I greatly admire Lily Casura, who started writing the website Healing Combat Trauma five years ago. We came across each other this past year as I became more concerned about what happens to Canada’s returning vets after they have served in Afghanistan. Lily believes in and promotes integrative medicine, the so-called “best of East and West,” as the greatest hope for sufferers of PTSD, something which Canadian soldiers and vets now battle in alarming numbers.
In Canada, Veterans Affairs and the general medical community have not dedicated sufficient time and resources to study what happens to those under repeated battle conditions.

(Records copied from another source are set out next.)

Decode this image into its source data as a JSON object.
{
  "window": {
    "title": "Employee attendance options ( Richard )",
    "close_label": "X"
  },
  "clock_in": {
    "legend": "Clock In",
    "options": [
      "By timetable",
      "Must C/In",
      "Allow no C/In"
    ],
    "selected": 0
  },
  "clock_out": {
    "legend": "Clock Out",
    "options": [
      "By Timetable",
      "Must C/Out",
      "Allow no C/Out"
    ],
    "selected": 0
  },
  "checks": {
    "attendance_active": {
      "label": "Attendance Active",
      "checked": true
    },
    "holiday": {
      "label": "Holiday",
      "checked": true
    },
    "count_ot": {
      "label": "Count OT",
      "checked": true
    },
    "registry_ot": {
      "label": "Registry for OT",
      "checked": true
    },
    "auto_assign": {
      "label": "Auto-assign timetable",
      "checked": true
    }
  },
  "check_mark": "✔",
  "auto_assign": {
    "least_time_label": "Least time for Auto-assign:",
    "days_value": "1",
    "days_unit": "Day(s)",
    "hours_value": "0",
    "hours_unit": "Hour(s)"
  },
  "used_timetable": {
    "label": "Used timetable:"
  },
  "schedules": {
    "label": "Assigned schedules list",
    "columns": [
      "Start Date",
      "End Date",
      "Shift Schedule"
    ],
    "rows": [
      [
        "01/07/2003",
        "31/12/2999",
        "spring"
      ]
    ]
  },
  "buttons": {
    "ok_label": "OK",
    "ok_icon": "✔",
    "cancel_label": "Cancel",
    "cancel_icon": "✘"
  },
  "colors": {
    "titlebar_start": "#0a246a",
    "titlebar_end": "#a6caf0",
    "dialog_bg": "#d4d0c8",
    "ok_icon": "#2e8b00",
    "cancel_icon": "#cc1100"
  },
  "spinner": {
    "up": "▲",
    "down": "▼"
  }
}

Their short-sightedness strikes a blow against the mental health of our troops as they have endured recurring long deployments in Afghanistan over the past nine years, as well as peacekeeping missions in conflicts like Bosnia, Kosovo or Rwanda, where they witnessed genocide and experienced defensive combat.
American psychiatrist Dr. Jim Gordon, who pioneered the Center for Mind-Body Medicine in Washington, D.C., and who has, with the Center, worked in war-torn areas all over the world, has a “Healing the Troops” track that Casura herself has taken and recommends. She writes in a posting from June, 2008:
Mind Body Medicine: Healing the Wounds of War
June 15, 2008 — When I started this blog over two years ago now, I was hoping that somehow James S. Gordon, M.D., and the Center for Mind-Body Medicine which he founded in Washington, DC, would somehow get involved in the prospect of bringing mind-body medicine to the troops. Gordon is a Harvard-trained psychiatrist, with impeccable credentials, who has a lifetime interest in expanding patient care into new areas, particularly Complementary and Alternative Medicine (CAM), and mind-body medicine in particular. (Mind-body medicine is a shorthand way of re-combining the two “halves” of medicine perhaps unjustly sundered in an arbitrary Cartesian mind-body split. Much of Eastern thought, rather than Western, never saw them divided at all.) In a previous lifetime, where I interviewed luminaries in the natural medicine field, Gordon was a favorite interviewee – smart, genial and with a very forward-thinking grasp of what mind-body medicine could accomplish. Gordon, who was featured in the Bill Moyers series on PBS, Healing and the Mind, was a frequent lecturer at the Smithsonian Institution in Washington, DC, and for years had served as the head of the White House Commission on Complementary and Alternative Medicine. He is also a Clinical Professor in the Departments of Psychiatry and Family Medicine at Georgetown University Medical School.
But more to our purposes, when war broke out in Kosovo, he and the Center for Mind-Body Medicine (CMBM) took their methods into the region, creating a program called “Healing the Wounds of War,” to help war-torn schoolchildren and their caregivers manage the trauma they had undergone, through a sustained, devastating conflict. What I was hoping — and I kept checking the CMBM website periodically to find out — was that they would leapfrog off their successes with PTSD in Bosnia and Kosovo, and Israel and the Middle East, and develop something geared to PTSD in service members, and the conflicts in Afghanistan and Iraq. For years, nothing was obvious (yet), but here’s some of their success with children in Kosovo. Notice what symptoms the program helped with, how impressive the statistics are, and make the conceptual leap to how this might help with combat veterans and/or their families:
The clinical efficacy of the CMBM program with traumatized children has been repeatedly demonstrated. In a pilot study in which high school teachers in the Suhareka region of Kosovo used the CMBM model, levels of post traumatic stress disorder in high school students were reduced from an average of 88% to 38% in only six weeks (read the research, published in Journal of Traumatic Stress, April 2004, linked here). Participants have also reported the following documented effects of CMBM trainings, including: the alleviation of their own stress and trauma; decreases in anxiety and depression; increased optimism; decreased anger; and increased capacity to help others.
You can read more about the program’s specific successes, here. Or, you can read a general overview of the program and what’s involved, here. You can also read Dr. Gordon’s bio, here.
LILY CASURA, December 29, 2010